At a personal level I can entirely sympathise with the Queen’s loss. And although they will be to some degree reconciled to it, I can also sympathise with the loss that the rest of his family will be feeling. It is quite extraordinary that Prince Charles has reached his seventies before losing a parent. I doubt it makes it much easier.
That, though is not the issue I am most concerned about here, important as noting these feelings is. What is also extraordinary is that at the age of 63 I have never known anything but the Queen as the UK head of state, with Philip by her side. In fact, to really remember anything else you would now have to be over 75, so long has the Queen been on the throne and Philip been her consort, without that title.

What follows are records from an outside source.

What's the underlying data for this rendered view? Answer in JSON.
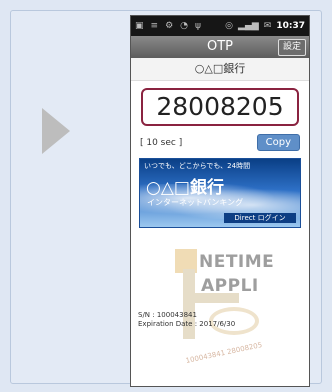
{
  "phone": {
    "status_icons_left": [
      "window-icon",
      "bars-icon",
      "gear-icon",
      "wifi-icon",
      "usb-icon"
    ],
    "status_icons_right": [
      "sync-icon",
      "signal-icon",
      "mail-icon"
    ],
    "time": "10:37"
  },
  "appbar": {
    "title": "OTP",
    "settings_label": "設定"
  },
  "bank_name": "○△□銀行",
  "otp_code": "28008205",
  "timer": "[ 10 sec ]",
  "copy_label": "Copy",
  "banner": {
    "tagline": "いつでも、どこからでも、24時間",
    "bank": "○△□銀行",
    "service": "インターネットバンキング",
    "login": "Direct ログイン"
  },
  "logo": {
    "line1": "NETIME",
    "line2": "APPLI"
  },
  "serial": "S/N : 100043841",
  "expiration": "Expiration Date : 2017/6/30",
  "watermark_text": "100043841 28008205"
}
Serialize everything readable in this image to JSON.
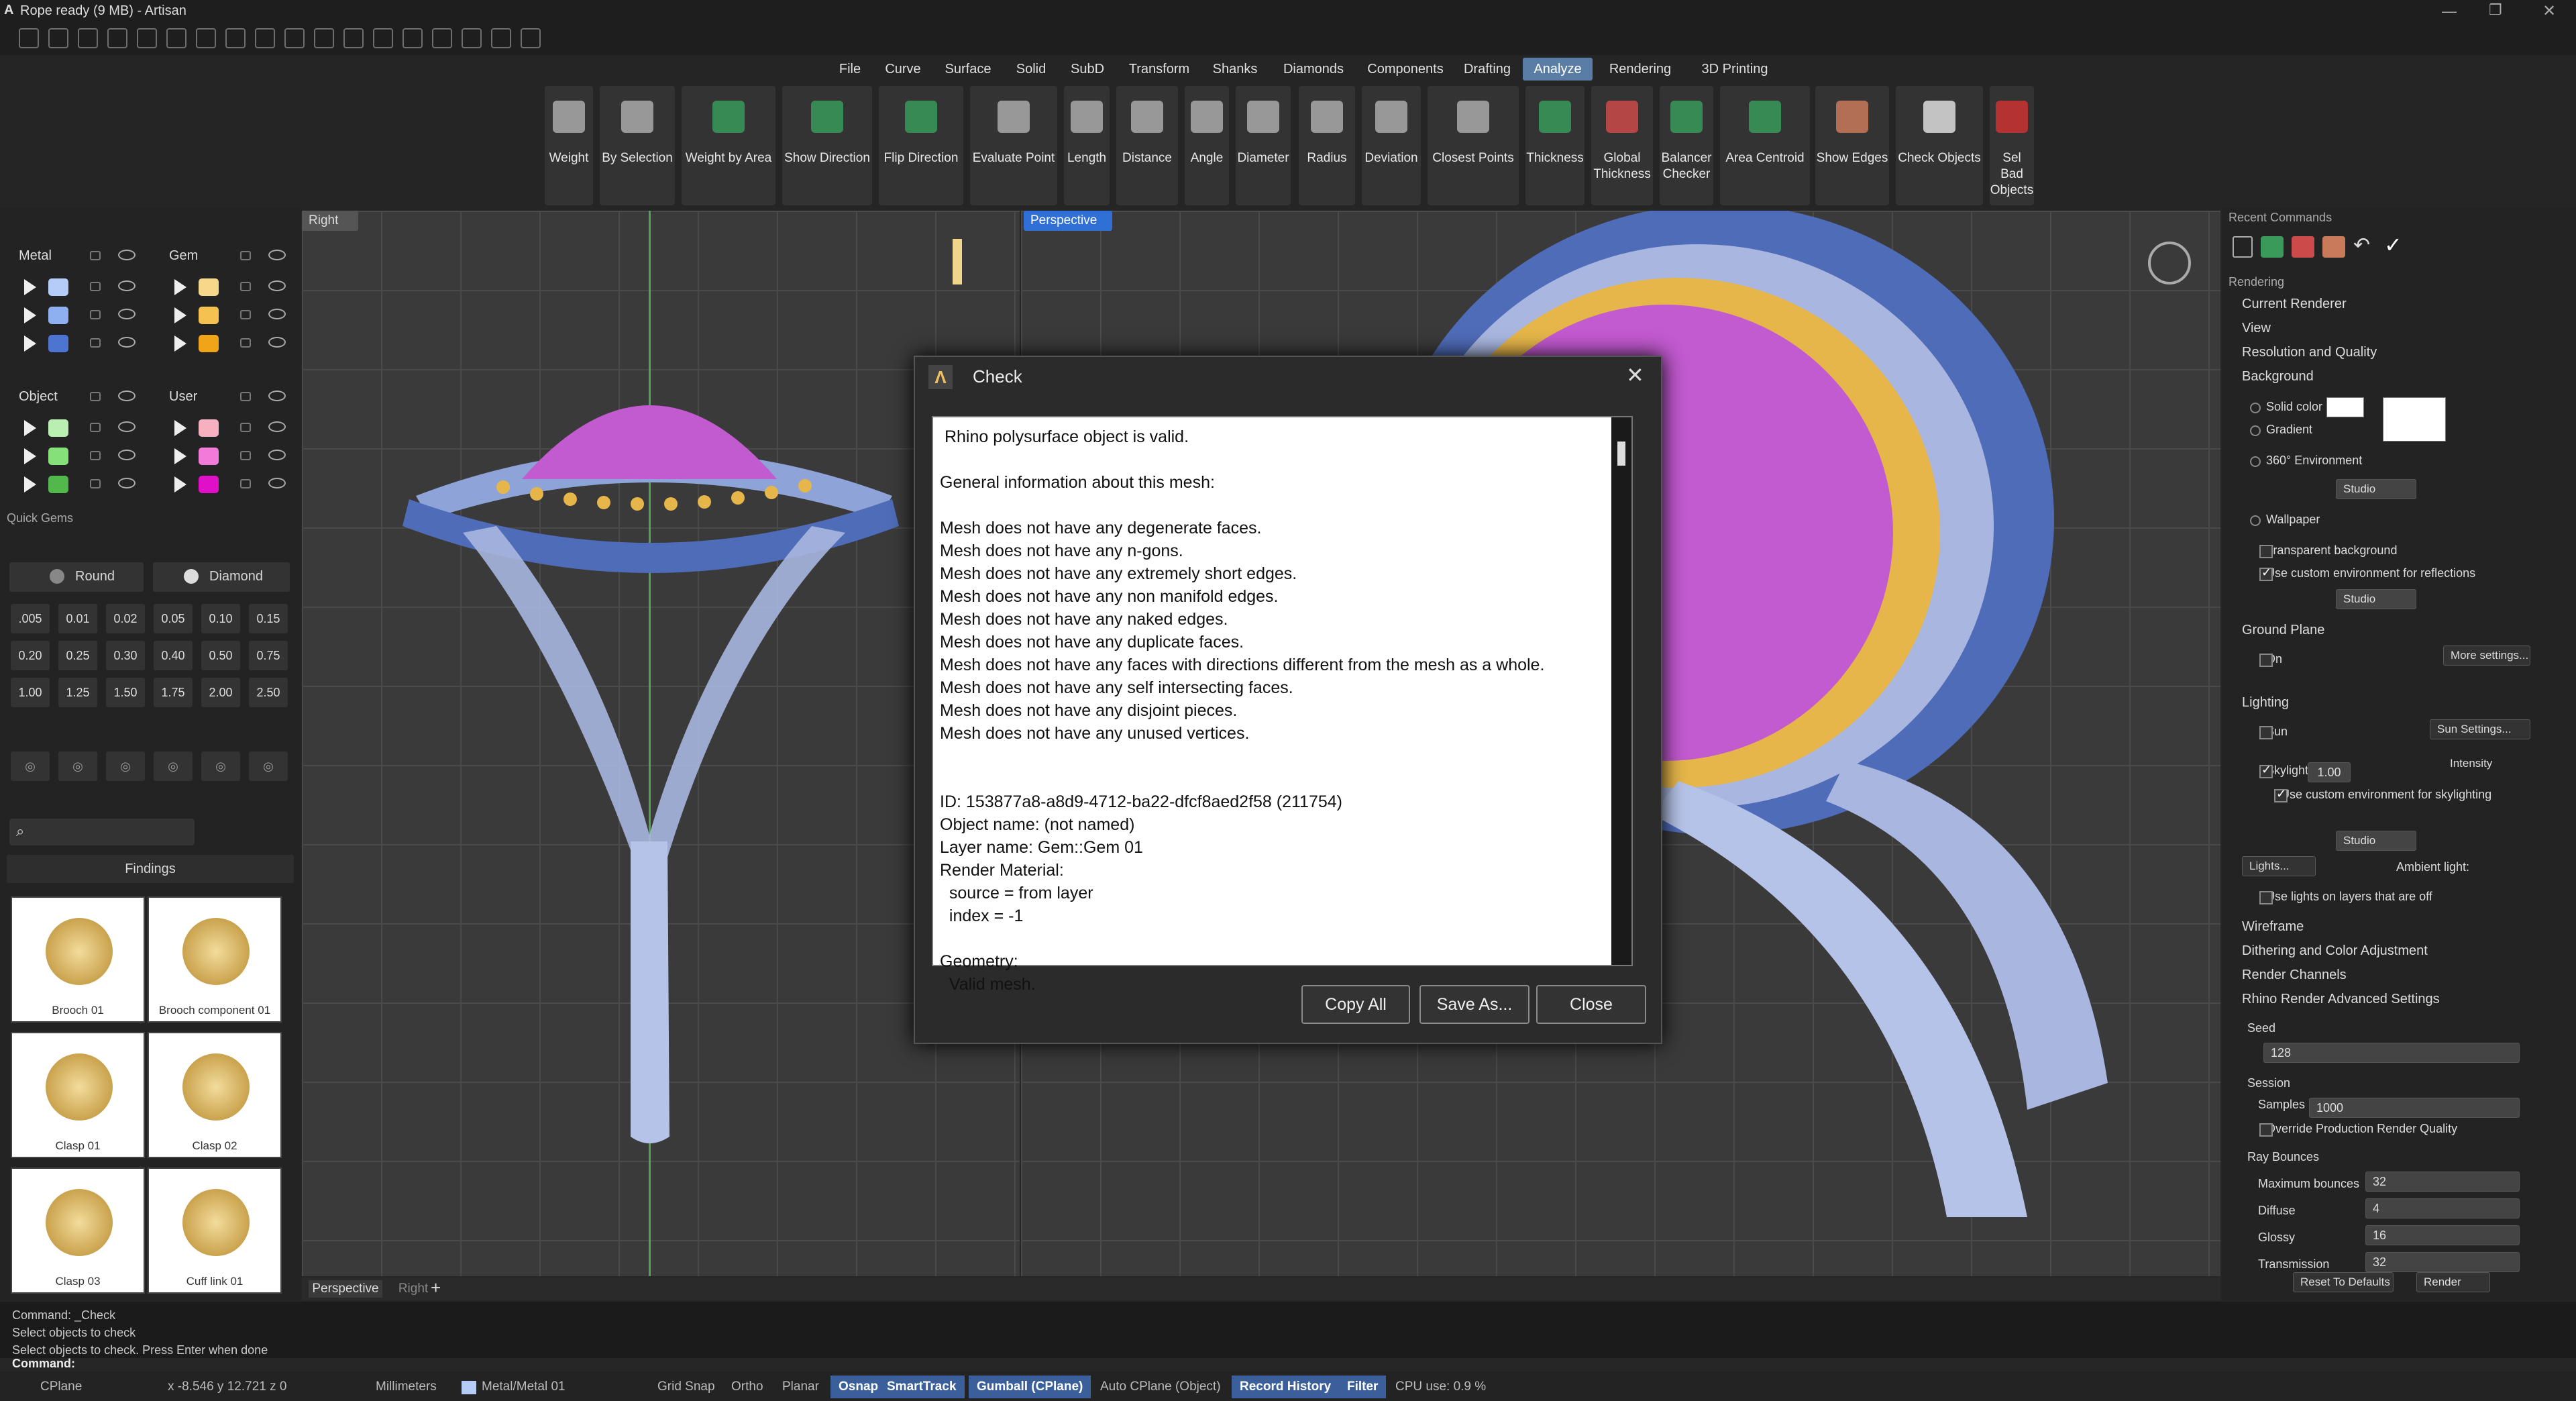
{
  "window": {
    "title": "Rope ready (9 MB) - Artisan"
  },
  "menus": [
    "File",
    "Curve",
    "Surface",
    "Solid",
    "SubD",
    "Transform",
    "Shanks",
    "Diamonds",
    "Components",
    "Drafting",
    "Analyze",
    "Rendering",
    "3D Printing"
  ],
  "ribbon": [
    "Weight",
    "By Selection",
    "Weight by Area",
    "Show Direction",
    "Flip Direction",
    "Evaluate Point",
    "Length",
    "Distance",
    "Angle",
    "Diameter",
    "Radius",
    "Deviation",
    "Closest Points",
    "Thickness",
    "Global Thickness",
    "Balancer Checker",
    "Area Centroid",
    "Show Edges",
    "Check Objects",
    "Sel Bad Objects"
  ],
  "layers": {
    "groups": [
      {
        "name": "Metal",
        "colors": [
          "#b6ccf8",
          "#8fb0f0",
          "#4d74d0"
        ]
      },
      {
        "name": "Gem",
        "colors": [
          "#f7d78a",
          "#f5c251",
          "#f0a418"
        ]
      },
      {
        "name": "Object",
        "colors": [
          "#b9efb0",
          "#86e07a",
          "#52b84c"
        ]
      },
      {
        "name": "User",
        "colors": [
          "#f7b0c0",
          "#f27ad8",
          "#e010c8"
        ]
      }
    ]
  },
  "quick_gems": {
    "title": "Quick Gems",
    "shape": "Round",
    "material": "Diamond",
    "sizes": [
      "0.05",
      "0.10",
      "0.15",
      "0.20",
      "0.25",
      "0.30",
      "0.40",
      "0.50",
      "0.75",
      "1.00",
      "1.25",
      "1.50",
      "1.75",
      "2.00",
      "2.50"
    ],
    "sizes_row0": [
      ".005",
      "0.01",
      "0.02"
    ]
  },
  "library": {
    "category": "Findings",
    "items": [
      "Brooch 01",
      "Brooch component 01",
      "Clasp 01",
      "Clasp 02",
      "Clasp 03",
      "Cuff link 01"
    ]
  },
  "viewports": {
    "left_label": "Right",
    "right_label": "Perspective",
    "tabs": [
      "Perspective",
      "Right"
    ]
  },
  "dialog": {
    "title": "Check",
    "text": " Rhino polysurface object is valid.\n\nGeneral information about this mesh:\n\nMesh does not have any degenerate faces.\nMesh does not have any n-gons.\nMesh does not have any extremely short edges.\nMesh does not have any non manifold edges.\nMesh does not have any naked edges.\nMesh does not have any duplicate faces.\nMesh does not have any faces with directions different from the mesh as a whole.\nMesh does not have any self intersecting faces.\nMesh does not have any disjoint pieces.\nMesh does not have any unused vertices.\n\n\nID: 153877a8-a8d9-4712-ba22-dfcf8aed2f58 (211754)\nObject name: (not named)\nLayer name: Gem::Gem 01\nRender Material:\n  source = from layer\n  index = -1\n\nGeometry:\n  Valid mesh.",
    "buttons": [
      "Copy All",
      "Save As...",
      "Close"
    ]
  },
  "right_panel": {
    "recent": "Recent Commands",
    "rendering": "Rendering",
    "sections": [
      "Current Renderer",
      "View",
      "Resolution and Quality",
      "Background"
    ],
    "bg": {
      "solid": "Solid color",
      "gradient": "Gradient",
      "env": "360° Environment",
      "studio": "Studio",
      "wallpaper": "Wallpaper",
      "transparent": "Transparent background",
      "custom_env": "Use custom environment for reflections"
    },
    "ground": {
      "title": "Ground Plane",
      "on": "On",
      "more": "More settings..."
    },
    "lighting": {
      "title": "Lighting",
      "sun": "Sun",
      "sun_settings": "Sun Settings...",
      "intensity": "Intensity",
      "skylight": "Skylight",
      "skylight_value": "1.00",
      "custom_sky": "Use custom environment for skylighting",
      "lights": "Lights...",
      "ambient": "Ambient light:",
      "layers_off": "Use lights on layers that are off"
    },
    "more_sections": [
      "Wireframe",
      "Dithering and Color Adjustment",
      "Render Channels",
      "Rhino Render Advanced Settings"
    ],
    "seed_label": "Seed",
    "seed": "128",
    "session": "Session",
    "samples_label": "Samples",
    "samples": "1000",
    "override": "Override Production Render Quality",
    "bounces_title": "Ray Bounces",
    "bounces": [
      {
        "label": "Maximum bounces",
        "value": "32"
      },
      {
        "label": "Diffuse",
        "value": "4"
      },
      {
        "label": "Glossy",
        "value": "16"
      },
      {
        "label": "Transmission",
        "value": "32"
      }
    ],
    "reset": "Reset To Defaults",
    "render": "Render"
  },
  "command": {
    "history": [
      "Command: _Check",
      "Select objects to check",
      "Select objects to check. Press Enter when done"
    ],
    "prompt": "Command:"
  },
  "status": {
    "cplane": "CPlane",
    "coords": "x -8.546   y 12.721   z 0",
    "units": "Millimeters",
    "layer": "Metal/Metal 01",
    "toggles": [
      "Grid Snap",
      "Ortho",
      "Planar",
      "Osnap",
      "SmartTrack",
      "Gumball (CPlane)",
      "Auto CPlane (Object)",
      "Record History",
      "Filter"
    ],
    "cpu": "CPU use: 0.9 %"
  }
}
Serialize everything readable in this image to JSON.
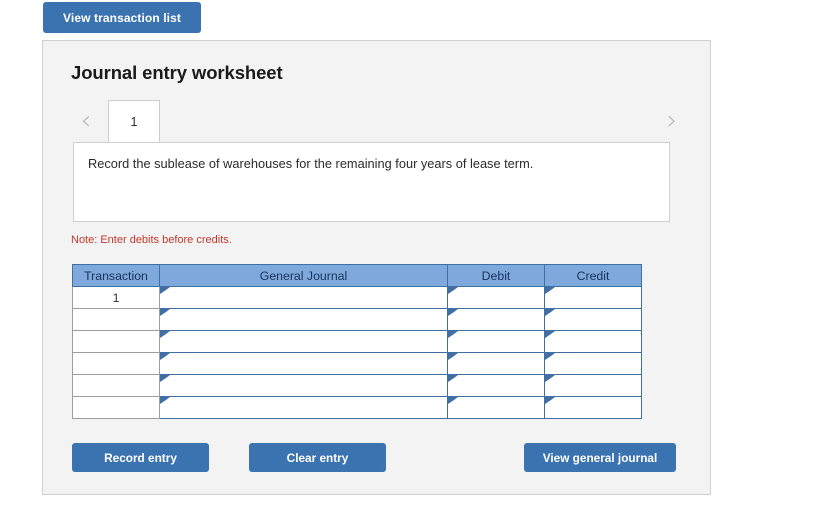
{
  "top_bar": {
    "view_transaction_list_label": "View transaction list"
  },
  "panel": {
    "title": "Journal entry worksheet",
    "pager": {
      "prev_icon": "chevron-left-icon",
      "next_icon": "chevron-right-icon",
      "tabs": [
        {
          "label": "1",
          "active": true
        }
      ]
    },
    "prompt": {
      "text": "Record the sublease of warehouses for the remaining four years of lease term."
    },
    "note": "Note: Enter debits before credits.",
    "table": {
      "headers": [
        "Transaction",
        "General Journal",
        "Debit",
        "Credit"
      ],
      "rows": [
        {
          "transaction": "1",
          "general_journal": "",
          "debit": "",
          "credit": ""
        },
        {
          "transaction": "",
          "general_journal": "",
          "debit": "",
          "credit": ""
        },
        {
          "transaction": "",
          "general_journal": "",
          "debit": "",
          "credit": ""
        },
        {
          "transaction": "",
          "general_journal": "",
          "debit": "",
          "credit": ""
        },
        {
          "transaction": "",
          "general_journal": "",
          "debit": "",
          "credit": ""
        },
        {
          "transaction": "",
          "general_journal": "",
          "debit": "",
          "credit": ""
        }
      ]
    },
    "actions": {
      "record_entry_label": "Record entry",
      "clear_entry_label": "Clear entry",
      "view_general_journal_label": "View general journal"
    }
  },
  "colors": {
    "button_blue": "#3b73b0",
    "table_header_blue": "#7fa9dc",
    "table_input_border": "#3f6fa5",
    "note_red": "#c0392b",
    "panel_bg": "#f3f3f3"
  }
}
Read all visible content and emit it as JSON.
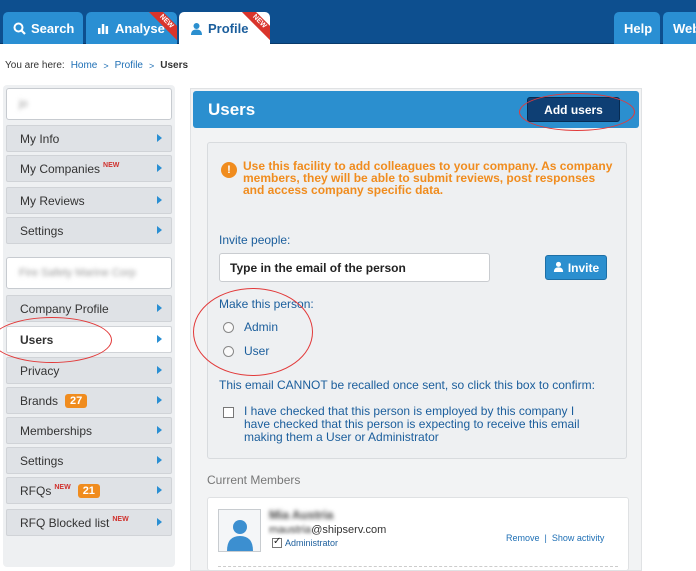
{
  "topnav": {
    "tabs": [
      {
        "label": "Search",
        "icon": "search-icon"
      },
      {
        "label": "Analyse",
        "icon": "bar-chart-icon",
        "badge": "NEW"
      },
      {
        "label": "Profile",
        "icon": "person-icon",
        "badge": "NEW"
      }
    ],
    "right": [
      {
        "label": "Help"
      },
      {
        "label": "Web"
      }
    ]
  },
  "breadcrumb": {
    "prefix": "You are here:",
    "home": "Home",
    "profile": "Profile",
    "current": "Users"
  },
  "sidebar": {
    "user_name": "jo",
    "company_name": "Fire Safety Marine Corp",
    "personal_items": [
      {
        "label": "My Info"
      },
      {
        "label": "My Companies",
        "badge": "NEW"
      },
      {
        "label": "My Reviews"
      },
      {
        "label": "Settings"
      }
    ],
    "company_items": [
      {
        "label": "Company Profile"
      },
      {
        "label": "Users"
      },
      {
        "label": "Privacy"
      },
      {
        "label": "Brands",
        "count": "27"
      },
      {
        "label": "Memberships"
      },
      {
        "label": "Settings"
      },
      {
        "label": "RFQs",
        "badge": "NEW",
        "count": "21"
      },
      {
        "label": "RFQ Blocked list",
        "badge": "NEW"
      }
    ]
  },
  "main": {
    "title": "Users",
    "add_users_label": "Add users",
    "info_text": "Use this facility to add colleagues to your company. As company members, they will be able to submit reviews, post responses and access company specific data.",
    "invite_label": "Invite people:",
    "email_placeholder": "Type in the email of the person",
    "invite_button": "Invite",
    "make_person_label": "Make this person:",
    "roles": [
      "Admin",
      "User"
    ],
    "warning": "This email CANNOT be recalled once sent, so click this box to confirm:",
    "confirm_text": "I have checked that this person is employed by this company I have checked that this person is expecting to receive this email making them a User or Administrator"
  },
  "members": {
    "label": "Current Members",
    "list": [
      {
        "name": "Mia Austria",
        "email_user": "maustria",
        "email_domain": "@shipserv.com",
        "role": "Administrator",
        "remove_label": "Remove",
        "activity_label": "Show activity"
      }
    ]
  },
  "colors": {
    "nav_bg": "#0d4f8f",
    "accent_blue": "#2b8fcf",
    "dark_button": "#0e3f74",
    "orange": "#f08c1e",
    "annotation_red": "#e23a3a"
  }
}
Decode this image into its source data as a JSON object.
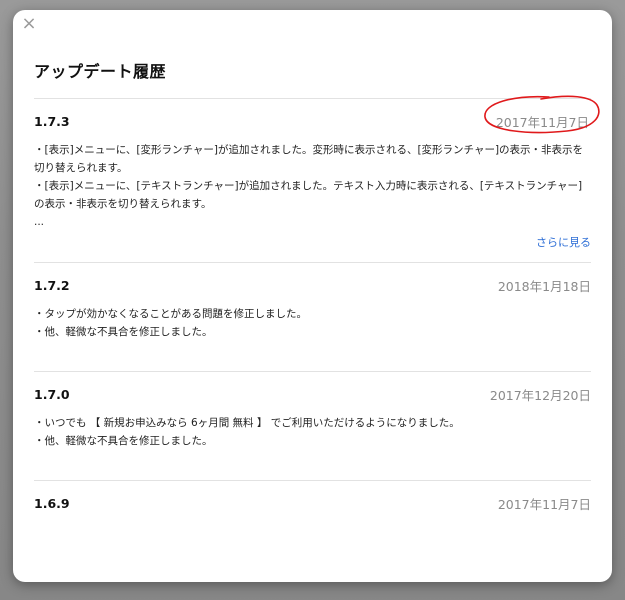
{
  "modal": {
    "title": "アップデート履歴",
    "close_glyph": "×",
    "annotation_color": "#e0191b",
    "link_color": "#2f6fd6"
  },
  "entries": [
    {
      "version": "1.7.3",
      "date": "2017年11月7日",
      "notes": [
        "・[表示]メニューに、[変形ランチャー]が追加されました。変形時に表示される、[変形ランチャー]の表示・非表示を切り替えられます。",
        "・[表示]メニューに、[テキストランチャー]が追加されました。テキスト入力時に表示される、[テキストランチャー]の表示・非表示を切り替えられます。",
        "..."
      ],
      "more_label": "さらに見る"
    },
    {
      "version": "1.7.2",
      "date": "2018年1月18日",
      "notes": [
        "・タップが効かなくなることがある問題を修正しました。",
        "・他、軽微な不具合を修正しました。"
      ]
    },
    {
      "version": "1.7.0",
      "date": "2017年12月20日",
      "notes": [
        "・いつでも 【 新規お申込みなら 6ヶ月間 無料 】 でご利用いただけるようになりました。",
        "・他、軽微な不具合を修正しました。"
      ]
    },
    {
      "version": "1.6.9",
      "date": "2017年11月7日",
      "notes": []
    }
  ]
}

The Queen, of course, carries on. She seems in remarkable good health. Her mother made it to beyond 100. I see no reason to expect that she will not. But, inevitably, Prince Philip’s death reminds anyone that this era will come to an end. A reign that began when there was still an empire, post war rationing, very little television, a more explicit class system than we suffer now, and dependence upon industries now long gone will one day draw to a close.
What then? The House of Windsor will not end, but is it really the basis from which the heads of a modern state should be recruited? The very fact that there are many who seem to think that the succession should skip Charles (who could easily be 80 before he inherits) suggests that the idea of primogeniture is already open to question. The possibility that an heir within this family might already be unfit is, then, considered plausible even by some who support the monarchy. What if that was universally true? Might it be that the rather uncomfortable idea that genes determine ability to govern could have had its day?
I have little doubt that for much of the time Prince Philip did rather doubt the idea that he governed. It would not in the slightest bit surprise me if many of those sharing the privileges that wealth and its associated status provide in our society are also in denial about any supposed benefit, because they too can live frustrated lives. Our inability to appreciate what we have is almost unlimited, it seems. But govern, in a very real sense, he did.
I am not blaming him or the Queen for that. They were people of their era. I accept that. The question, though, is a simple one. Has that era passed? And if so, what next?
There is still time to ask. It is right to do so, even now, because this matters to those to come, and by its very nature the progress of an hereditary monarchy is always dependent upon deaths occurring. That makes this the moment to reflect, in my opinion.